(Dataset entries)
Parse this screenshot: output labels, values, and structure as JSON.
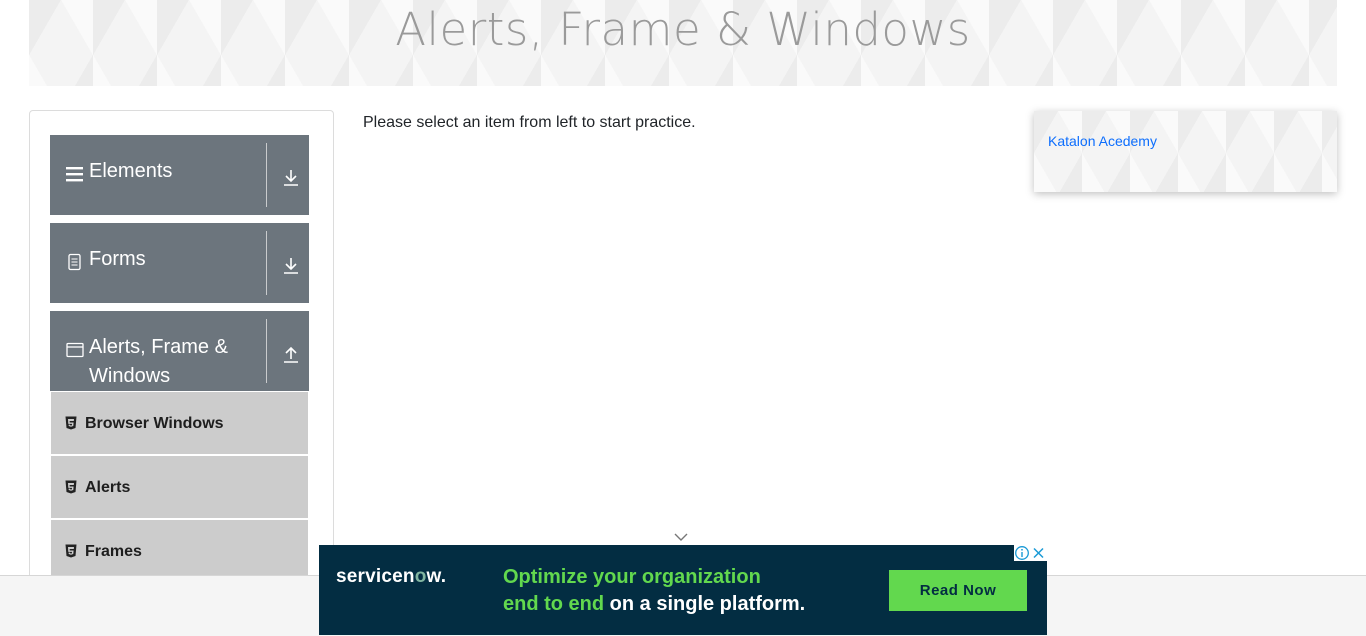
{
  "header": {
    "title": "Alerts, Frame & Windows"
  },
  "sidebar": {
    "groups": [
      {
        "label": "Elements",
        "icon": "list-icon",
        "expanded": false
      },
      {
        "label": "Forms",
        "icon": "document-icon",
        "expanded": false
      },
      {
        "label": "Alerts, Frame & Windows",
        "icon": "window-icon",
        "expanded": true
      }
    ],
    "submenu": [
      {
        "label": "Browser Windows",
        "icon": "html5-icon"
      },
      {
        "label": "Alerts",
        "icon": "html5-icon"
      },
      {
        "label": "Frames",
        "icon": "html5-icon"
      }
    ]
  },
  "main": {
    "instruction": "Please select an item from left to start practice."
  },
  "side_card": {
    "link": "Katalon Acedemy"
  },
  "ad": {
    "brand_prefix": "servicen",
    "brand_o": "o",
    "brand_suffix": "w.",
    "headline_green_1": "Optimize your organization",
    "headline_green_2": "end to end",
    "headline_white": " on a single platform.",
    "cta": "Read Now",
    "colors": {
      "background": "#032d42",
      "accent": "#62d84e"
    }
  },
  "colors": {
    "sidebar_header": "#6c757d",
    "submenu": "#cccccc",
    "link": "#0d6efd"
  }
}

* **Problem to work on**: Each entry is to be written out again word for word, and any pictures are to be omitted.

* **Task output**:
Parse this screenshot: output labels, values, and structure as JSON.
{
  "header": {
    "title": "Alerts, Frame & Windows"
  },
  "sidebar": {
    "groups": [
      {
        "label": "Elements",
        "icon": "list-icon",
        "expanded": false
      },
      {
        "label": "Forms",
        "icon": "document-icon",
        "expanded": false
      },
      {
        "label": "Alerts, Frame & Windows",
        "icon": "window-icon",
        "expanded": true
      }
    ],
    "submenu": [
      {
        "label": "Browser Windows",
        "icon": "html5-icon"
      },
      {
        "label": "Alerts",
        "icon": "html5-icon"
      },
      {
        "label": "Frames",
        "icon": "html5-icon"
      }
    ]
  },
  "main": {
    "instruction": "Please select an item from left to start practice."
  },
  "side_card": {
    "link": "Katalon Acedemy"
  },
  "ad": {
    "brand_prefix": "servicen",
    "brand_o": "o",
    "brand_suffix": "w.",
    "headline_green_1": "Optimize your organization",
    "headline_green_2": "end to end",
    "headline_white": " on a single platform.",
    "cta": "Read Now",
    "colors": {
      "background": "#032d42",
      "accent": "#62d84e"
    }
  },
  "colors": {
    "sidebar_header": "#6c757d",
    "submenu": "#cccccc",
    "link": "#0d6efd"
  }
}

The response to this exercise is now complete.